*Directions for this task*
Among the entries, find the lines with the string "Реализованный" and report them.

*Data shown*
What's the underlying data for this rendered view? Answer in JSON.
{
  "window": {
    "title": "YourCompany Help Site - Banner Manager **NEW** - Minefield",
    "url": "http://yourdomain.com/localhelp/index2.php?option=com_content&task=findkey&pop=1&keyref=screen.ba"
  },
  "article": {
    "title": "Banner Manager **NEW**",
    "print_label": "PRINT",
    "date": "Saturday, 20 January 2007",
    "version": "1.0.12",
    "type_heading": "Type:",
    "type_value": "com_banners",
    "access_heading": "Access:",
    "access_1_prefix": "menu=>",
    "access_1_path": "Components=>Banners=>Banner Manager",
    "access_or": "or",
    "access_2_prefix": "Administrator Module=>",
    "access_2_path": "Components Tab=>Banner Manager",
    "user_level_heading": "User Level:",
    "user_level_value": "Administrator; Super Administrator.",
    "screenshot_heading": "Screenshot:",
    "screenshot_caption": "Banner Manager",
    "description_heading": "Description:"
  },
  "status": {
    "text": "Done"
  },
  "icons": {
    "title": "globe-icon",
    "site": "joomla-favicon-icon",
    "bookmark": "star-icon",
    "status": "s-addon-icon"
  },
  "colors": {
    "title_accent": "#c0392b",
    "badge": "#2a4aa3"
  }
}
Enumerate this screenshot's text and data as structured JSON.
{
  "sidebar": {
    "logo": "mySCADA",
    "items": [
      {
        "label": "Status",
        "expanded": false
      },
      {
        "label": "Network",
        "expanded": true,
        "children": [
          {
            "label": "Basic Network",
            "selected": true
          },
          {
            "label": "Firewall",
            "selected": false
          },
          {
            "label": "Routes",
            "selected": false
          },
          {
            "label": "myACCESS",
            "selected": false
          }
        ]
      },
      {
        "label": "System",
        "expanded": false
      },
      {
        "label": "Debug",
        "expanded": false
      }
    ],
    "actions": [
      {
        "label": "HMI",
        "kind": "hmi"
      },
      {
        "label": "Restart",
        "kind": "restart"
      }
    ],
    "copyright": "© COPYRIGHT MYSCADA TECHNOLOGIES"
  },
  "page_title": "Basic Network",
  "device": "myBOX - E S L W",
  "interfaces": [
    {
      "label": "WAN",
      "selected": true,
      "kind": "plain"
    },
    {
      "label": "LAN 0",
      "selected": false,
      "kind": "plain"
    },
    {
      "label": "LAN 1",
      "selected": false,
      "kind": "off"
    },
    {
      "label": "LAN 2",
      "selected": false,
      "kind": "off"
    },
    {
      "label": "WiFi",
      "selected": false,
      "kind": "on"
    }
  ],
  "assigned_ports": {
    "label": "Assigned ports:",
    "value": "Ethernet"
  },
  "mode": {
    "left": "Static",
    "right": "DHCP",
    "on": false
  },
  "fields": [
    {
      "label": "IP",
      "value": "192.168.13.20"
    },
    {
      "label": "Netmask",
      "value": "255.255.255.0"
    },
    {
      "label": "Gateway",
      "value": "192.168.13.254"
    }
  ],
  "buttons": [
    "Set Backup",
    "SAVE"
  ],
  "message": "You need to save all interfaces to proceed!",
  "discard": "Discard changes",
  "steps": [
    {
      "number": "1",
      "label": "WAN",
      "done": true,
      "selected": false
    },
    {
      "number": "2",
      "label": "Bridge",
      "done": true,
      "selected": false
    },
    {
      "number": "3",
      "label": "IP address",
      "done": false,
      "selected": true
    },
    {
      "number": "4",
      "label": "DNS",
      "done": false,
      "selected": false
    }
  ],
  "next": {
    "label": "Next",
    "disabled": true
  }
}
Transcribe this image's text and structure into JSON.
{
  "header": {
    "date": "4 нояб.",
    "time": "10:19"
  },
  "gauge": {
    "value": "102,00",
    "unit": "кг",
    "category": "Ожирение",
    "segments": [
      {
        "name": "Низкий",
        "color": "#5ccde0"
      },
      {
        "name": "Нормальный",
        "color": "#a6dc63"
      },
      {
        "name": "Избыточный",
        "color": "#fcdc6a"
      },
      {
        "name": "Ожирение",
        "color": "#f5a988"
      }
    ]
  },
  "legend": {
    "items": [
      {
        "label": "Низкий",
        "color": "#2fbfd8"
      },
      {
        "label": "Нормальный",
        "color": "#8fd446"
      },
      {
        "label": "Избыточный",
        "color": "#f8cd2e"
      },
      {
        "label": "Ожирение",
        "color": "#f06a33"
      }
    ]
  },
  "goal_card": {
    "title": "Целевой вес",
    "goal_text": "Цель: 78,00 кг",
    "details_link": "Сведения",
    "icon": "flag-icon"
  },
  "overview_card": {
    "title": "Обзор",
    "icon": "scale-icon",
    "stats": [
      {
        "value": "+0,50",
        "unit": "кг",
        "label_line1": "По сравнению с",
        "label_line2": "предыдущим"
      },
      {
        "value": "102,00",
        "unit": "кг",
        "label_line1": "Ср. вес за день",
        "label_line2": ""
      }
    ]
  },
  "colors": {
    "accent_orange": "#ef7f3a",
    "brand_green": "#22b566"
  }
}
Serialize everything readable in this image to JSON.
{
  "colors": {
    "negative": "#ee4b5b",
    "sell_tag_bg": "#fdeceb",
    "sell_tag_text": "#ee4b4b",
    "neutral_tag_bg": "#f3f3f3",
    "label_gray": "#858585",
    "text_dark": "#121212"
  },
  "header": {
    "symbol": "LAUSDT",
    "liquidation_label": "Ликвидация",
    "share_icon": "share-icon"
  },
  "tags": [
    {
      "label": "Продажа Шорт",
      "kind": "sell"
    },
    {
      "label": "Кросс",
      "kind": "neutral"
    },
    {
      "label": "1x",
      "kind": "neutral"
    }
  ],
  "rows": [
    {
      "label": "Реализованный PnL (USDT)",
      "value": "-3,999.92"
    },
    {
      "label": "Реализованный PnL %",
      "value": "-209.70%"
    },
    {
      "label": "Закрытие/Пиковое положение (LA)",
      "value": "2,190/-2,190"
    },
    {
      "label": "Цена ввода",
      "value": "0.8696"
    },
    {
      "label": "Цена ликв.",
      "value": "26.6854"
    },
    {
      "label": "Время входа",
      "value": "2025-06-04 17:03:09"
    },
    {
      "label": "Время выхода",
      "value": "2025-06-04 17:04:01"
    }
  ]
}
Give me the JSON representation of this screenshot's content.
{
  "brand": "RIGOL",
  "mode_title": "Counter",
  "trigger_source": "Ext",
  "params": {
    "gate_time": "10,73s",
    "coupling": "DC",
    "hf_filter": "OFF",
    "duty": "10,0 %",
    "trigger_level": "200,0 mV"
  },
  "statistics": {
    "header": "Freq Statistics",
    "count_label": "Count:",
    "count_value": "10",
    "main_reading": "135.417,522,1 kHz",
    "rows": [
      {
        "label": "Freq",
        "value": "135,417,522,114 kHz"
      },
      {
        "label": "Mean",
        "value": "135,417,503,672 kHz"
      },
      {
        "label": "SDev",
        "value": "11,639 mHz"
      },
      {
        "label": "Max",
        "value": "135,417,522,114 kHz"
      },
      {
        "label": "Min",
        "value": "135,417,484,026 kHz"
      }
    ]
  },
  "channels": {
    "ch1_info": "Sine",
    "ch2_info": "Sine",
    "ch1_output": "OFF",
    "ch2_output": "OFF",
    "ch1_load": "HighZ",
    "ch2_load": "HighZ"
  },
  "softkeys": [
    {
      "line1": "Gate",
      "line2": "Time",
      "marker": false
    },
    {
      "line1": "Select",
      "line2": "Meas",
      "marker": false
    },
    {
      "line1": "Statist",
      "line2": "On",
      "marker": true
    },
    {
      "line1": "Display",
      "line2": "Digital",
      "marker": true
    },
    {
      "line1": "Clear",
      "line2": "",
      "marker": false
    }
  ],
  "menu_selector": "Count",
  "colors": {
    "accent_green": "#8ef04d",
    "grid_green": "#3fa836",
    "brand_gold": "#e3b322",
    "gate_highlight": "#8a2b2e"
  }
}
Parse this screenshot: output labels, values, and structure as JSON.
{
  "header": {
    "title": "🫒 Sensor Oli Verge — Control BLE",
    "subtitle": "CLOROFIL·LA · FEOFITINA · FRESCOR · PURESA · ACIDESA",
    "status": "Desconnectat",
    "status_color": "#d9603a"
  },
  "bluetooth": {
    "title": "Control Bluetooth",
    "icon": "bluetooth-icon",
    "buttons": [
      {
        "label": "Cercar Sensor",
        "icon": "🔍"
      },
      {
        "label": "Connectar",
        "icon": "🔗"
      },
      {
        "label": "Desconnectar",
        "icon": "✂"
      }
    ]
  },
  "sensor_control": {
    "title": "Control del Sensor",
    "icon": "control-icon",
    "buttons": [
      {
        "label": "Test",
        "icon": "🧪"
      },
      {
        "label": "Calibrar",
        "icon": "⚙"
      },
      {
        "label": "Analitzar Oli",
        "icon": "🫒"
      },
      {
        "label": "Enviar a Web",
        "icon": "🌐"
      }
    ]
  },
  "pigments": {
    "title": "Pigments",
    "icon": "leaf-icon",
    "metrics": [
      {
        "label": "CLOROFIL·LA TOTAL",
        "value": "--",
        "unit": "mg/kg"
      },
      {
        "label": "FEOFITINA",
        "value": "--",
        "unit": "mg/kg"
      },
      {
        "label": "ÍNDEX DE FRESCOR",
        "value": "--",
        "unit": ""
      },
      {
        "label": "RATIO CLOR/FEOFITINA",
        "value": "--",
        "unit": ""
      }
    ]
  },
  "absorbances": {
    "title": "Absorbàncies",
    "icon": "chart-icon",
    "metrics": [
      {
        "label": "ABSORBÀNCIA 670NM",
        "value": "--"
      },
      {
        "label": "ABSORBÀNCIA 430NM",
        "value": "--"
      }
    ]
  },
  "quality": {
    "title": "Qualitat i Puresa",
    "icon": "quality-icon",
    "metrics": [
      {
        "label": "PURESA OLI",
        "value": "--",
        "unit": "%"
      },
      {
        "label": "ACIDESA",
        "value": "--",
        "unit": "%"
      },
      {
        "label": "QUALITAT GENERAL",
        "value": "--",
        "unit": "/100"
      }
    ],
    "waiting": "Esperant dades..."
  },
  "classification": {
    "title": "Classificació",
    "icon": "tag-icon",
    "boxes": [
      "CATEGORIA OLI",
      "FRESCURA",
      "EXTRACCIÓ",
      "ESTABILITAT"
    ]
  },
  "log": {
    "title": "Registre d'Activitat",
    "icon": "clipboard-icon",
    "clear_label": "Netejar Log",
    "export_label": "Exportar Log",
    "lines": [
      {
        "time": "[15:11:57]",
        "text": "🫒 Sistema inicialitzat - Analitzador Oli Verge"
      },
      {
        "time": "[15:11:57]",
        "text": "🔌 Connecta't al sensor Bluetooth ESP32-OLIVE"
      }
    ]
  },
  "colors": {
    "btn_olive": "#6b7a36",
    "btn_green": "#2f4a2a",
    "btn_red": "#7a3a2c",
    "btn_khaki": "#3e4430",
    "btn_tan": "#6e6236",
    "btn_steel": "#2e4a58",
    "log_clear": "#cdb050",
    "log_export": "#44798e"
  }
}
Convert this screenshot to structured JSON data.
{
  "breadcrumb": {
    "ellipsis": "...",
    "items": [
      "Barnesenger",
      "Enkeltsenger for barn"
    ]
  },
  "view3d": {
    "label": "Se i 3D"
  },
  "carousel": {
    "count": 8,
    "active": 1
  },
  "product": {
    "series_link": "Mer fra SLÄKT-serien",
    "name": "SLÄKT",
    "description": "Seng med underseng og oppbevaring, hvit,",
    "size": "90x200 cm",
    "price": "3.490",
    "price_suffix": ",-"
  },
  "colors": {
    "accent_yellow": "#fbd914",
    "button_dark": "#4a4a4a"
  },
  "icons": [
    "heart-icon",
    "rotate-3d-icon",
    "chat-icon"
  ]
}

*Output*
      "label": "Реализованный PnL (USDT)",
      "label": "Реализованный PnL %",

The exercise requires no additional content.